When it comes to my workouts, however, that routine can sometimes dig itself into a rut. I’ve done largely the same stuff for years: 40 minutes of cardio (some combination of elliptical/treadmill/bike) plus some lifting afterwards. It often starts to feel really old, but when you’re on a budget and don’t want to pay for group fitness classes (me), or when you often find yourself looking like a total nincompoop in group fitness classes (me, again -- I've actually been laughed at by passers-by), you run out of options pretty quickly.
I’ve been looking for ways to jazz things up a bit, so I picked up a copy of The New Rules of Lifting for Women, and I lurve it. It’s fantastic – the workouts are quick but still a butt-whuppin’, and I love how strong I feel after 25 minutes of lifting. By the time I leave the gym, I’m sporting a serious case of the shakes (or, as my high school track coach used to call it, Elvis legs). I do cardio on the days when I don’t lift, which mitigates the “please shoot me now” boredom that comes with spending 30 minutes a day on the elliptical.
I’ve also largely shifted my gym sessions from the evenings to the morning. (There are still mornings where that doesn’t happen, but for the most part it has held up.) This is a HUGE surprise for me, because I’ve never been a gym morning person. When I tried to do morning workouts before, I was always tired and in desperate need of caffeine, and I felt like my brain was crashing around in my skull whenever I tried to brave the treadmill. (I’d run for a mile and then be totally convinced that I was giving myself brain damage. “Bah, I’m going to wind up on life support at this rate! Time to go back to running at night!”) However, since I started lifting, morning gym sessions have become a gazillion times easier and less painful. I have a cup of coffee as soon as I wake up, and then I’m all energized and ready to go. Plus, it doesn’t hurt that I get to see views like this:
Well, I should say that I used to get to see views like that back when the sun wasn't pulling a disappearing act on us. (I took that picture back in early September.) I have to say: I love fall, but I miss my favorite shiny celestial orb. Mid-winter is going to be seriously hard, friends.
The good thing, though, is that the weather is finally cooling off.
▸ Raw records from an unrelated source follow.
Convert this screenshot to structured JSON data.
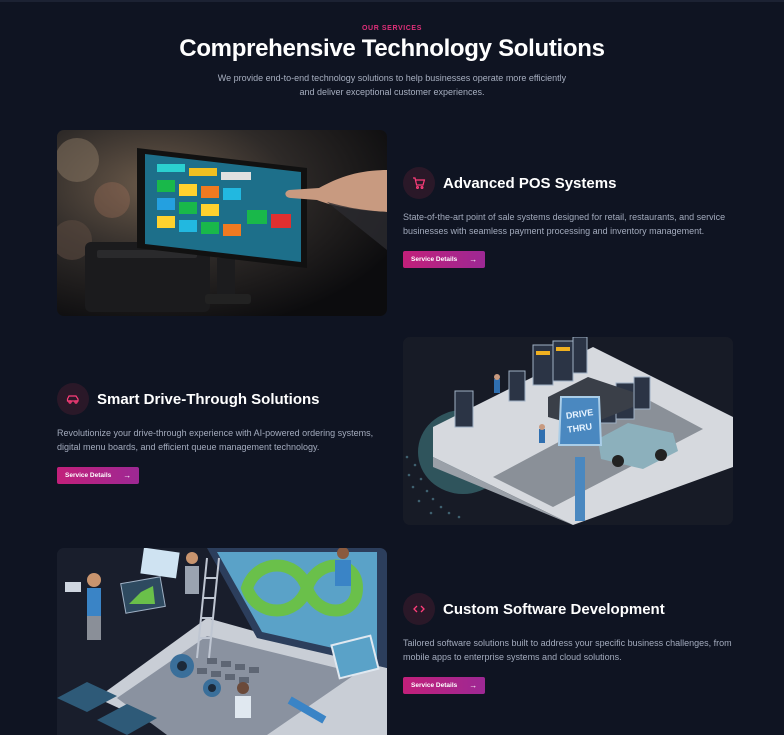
{
  "header": {
    "eyebrow": "OUR SERVICES",
    "title": "Comprehensive Technology Solutions",
    "subtitle": "We provide end-to-end technology solutions to help businesses operate more efficiently and deliver exceptional customer experiences."
  },
  "services": [
    {
      "icon": "cart-icon",
      "title": "Advanced POS Systems",
      "description": "State-of-the-art point of sale systems designed for retail, restaurants, and service businesses with seamless payment processing and inventory management.",
      "button": "Service Details"
    },
    {
      "icon": "car-icon",
      "title": "Smart Drive-Through Solutions",
      "description": "Revolutionize your drive-through experience with AI-powered ordering systems, digital menu boards, and efficient queue management technology.",
      "button": "Service Details"
    },
    {
      "icon": "code-icon",
      "title": "Custom Software Development",
      "description": "Tailored software solutions built to address your specific business challenges, from mobile apps to enterprise systems and cloud solutions.",
      "button": "Service Details"
    }
  ],
  "illustrations": {
    "drive_thru_sign": "DRIVE THRU"
  },
  "colors": {
    "accent": "#e0307a",
    "background": "#0f1422",
    "button_gradient_start": "#c2207a",
    "button_gradient_end": "#9d2894"
  }
}
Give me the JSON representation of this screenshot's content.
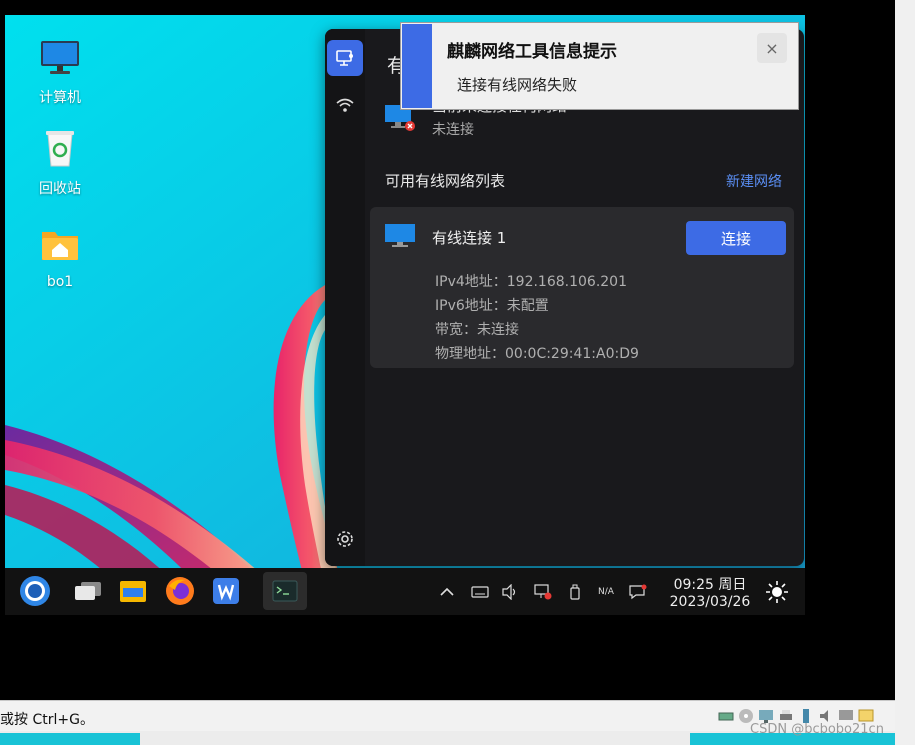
{
  "desktop": {
    "icons": [
      {
        "label": "计算机",
        "icon": "computer-icon"
      },
      {
        "label": "回收站",
        "icon": "trash-icon"
      },
      {
        "label": "bo1",
        "icon": "home-folder-icon"
      }
    ]
  },
  "network_panel": {
    "title": "有线网络",
    "current": {
      "name": "当前未连接任何网络",
      "status": "未连接"
    },
    "available_title": "可用有线网络列表",
    "new_network": "新建网络",
    "connection": {
      "name": "有线连接 1",
      "connect_label": "连接",
      "ipv4": "IPv4地址：192.168.106.201",
      "ipv6": "IPv6地址：未配置",
      "bandwidth": "带宽：未连接",
      "mac": "物理地址：00:0C:29:41:A0:D9"
    }
  },
  "notification": {
    "title": "麒麟网络工具信息提示",
    "message": "连接有线网络失败",
    "close": "×"
  },
  "taskbar": {
    "apps": [
      "start-menu-icon",
      "multitask-view-icon",
      "file-manager-icon",
      "firefox-icon",
      "wps-icon",
      "terminal-icon"
    ],
    "tray": {
      "na": "N/A"
    },
    "time": "09:25 周日",
    "date": "2023/03/26"
  },
  "host": {
    "hint": "或按 Ctrl+G。",
    "watermark": "CSDN @bcbobo21cn"
  },
  "colors": {
    "accent": "#3d6be5",
    "panel_bg": "#19191c",
    "card_bg": "#2a2a2d",
    "desktop_bg": "#1ed5e4"
  }
}
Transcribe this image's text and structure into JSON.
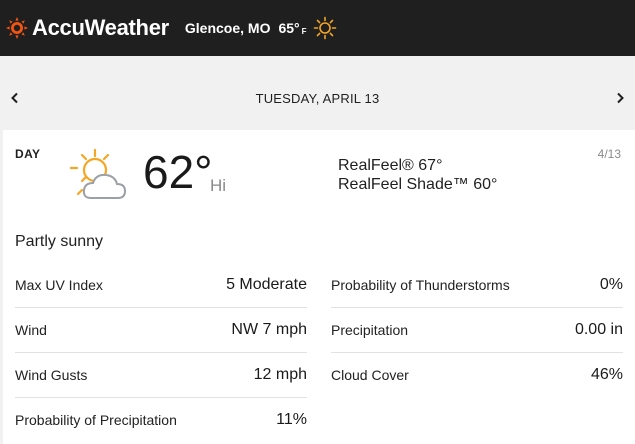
{
  "header": {
    "brand": "AccuWeather",
    "location": "Glencoe, MO",
    "current_temp": "65°",
    "unit": "F",
    "logo_icon": "accuweather-sun-logo-icon",
    "current_icon": "sunny-icon",
    "brand_color": "#f05514"
  },
  "day_nav": {
    "prev_icon": "chevron-left-icon",
    "date": "TUESDAY, APRIL 13",
    "next_icon": "chevron-right-icon"
  },
  "card": {
    "label": "DAY",
    "date": "4/13",
    "icon": "partly-sunny-icon",
    "temperature": "62°",
    "temp_label": "Hi",
    "realfeel": "RealFeel® 67°",
    "realfeel_shade": "RealFeel Shade™ 60°",
    "phrase": "Partly sunny"
  },
  "details": {
    "left": [
      {
        "label": "Max UV Index",
        "value": "5 Moderate"
      },
      {
        "label": "Wind",
        "value": "NW 7 mph"
      },
      {
        "label": "Wind Gusts",
        "value": "12 mph"
      },
      {
        "label": "Probability of Precipitation",
        "value": "11%"
      }
    ],
    "right": [
      {
        "label": "Probability of Thunderstorms",
        "value": "0%"
      },
      {
        "label": "Precipitation",
        "value": "0.00 in"
      },
      {
        "label": "Cloud Cover",
        "value": "46%"
      }
    ]
  }
}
After a typically hot and humid summer in DC, this is cause for much excitement. As soon as I saw that the weather forecast includes markedly cooler weather as we get closer to the weekend, I was all, "OMIGODCOOLWEATHERIWANTTOMAKESOUP." Then I was all, "If memory serves, the lining of my good winter coat was ripping when I put it in storage last spring. I should probably get that fixed."
But the key thing here, friends, is: I really love soup. (I also have an alarmingly tangential inner monologue, but that's not the point.)
I recently made a dish for hubs that involves chicken with a tomato-oregano-artichoke sauce -- and although I didn't eat the chicken, I was diggin' the sauce like woah. I wanted to re-create it, but as -- wait for it -- a soup.
The ensuing soup recipe is definitely Mediterranean and a wee bit Greek. It doesn't wear a Speedo, mercifully, but it does pack a huge dose of vitamin C (and, with the imminent arrival of cold/flu season, who couldn't use more of that?).
Mediterranean Tomato Soup
1 16-ounce can crushed tomatoes
4 sprigs of fresh oregano, tied into a bouquet garnis
2 tablespoons balsamic vinegar
1/4 teaspoon aniseed
3 tablespoons olive oil
1 onion, chopped
6 cloves garlic, minced
6 marinated artichoke hearts, chopped
Pour the olive oil into a stock pot. Once it's hot, add the aniseed, minced garlic, and chopped onion. Sautee until the onion is soft and the garlic is starting to brown.
Add the crushed tomatoes, balsamic, artichoke hearts, and bouquet garnis. Let it simmer for 15-20 minutes.
After it simmers, it'll be ready to serve! I served it with some Lundberg Farms Japonica rice blend and garnished it with crushed Brad's Raw Kale Chips. (Full disclosure: I have a raging addiction to Brad's Raw Kale Chips. Holy crap, those things are good.)
And, with that, a question: what do you love most about fall?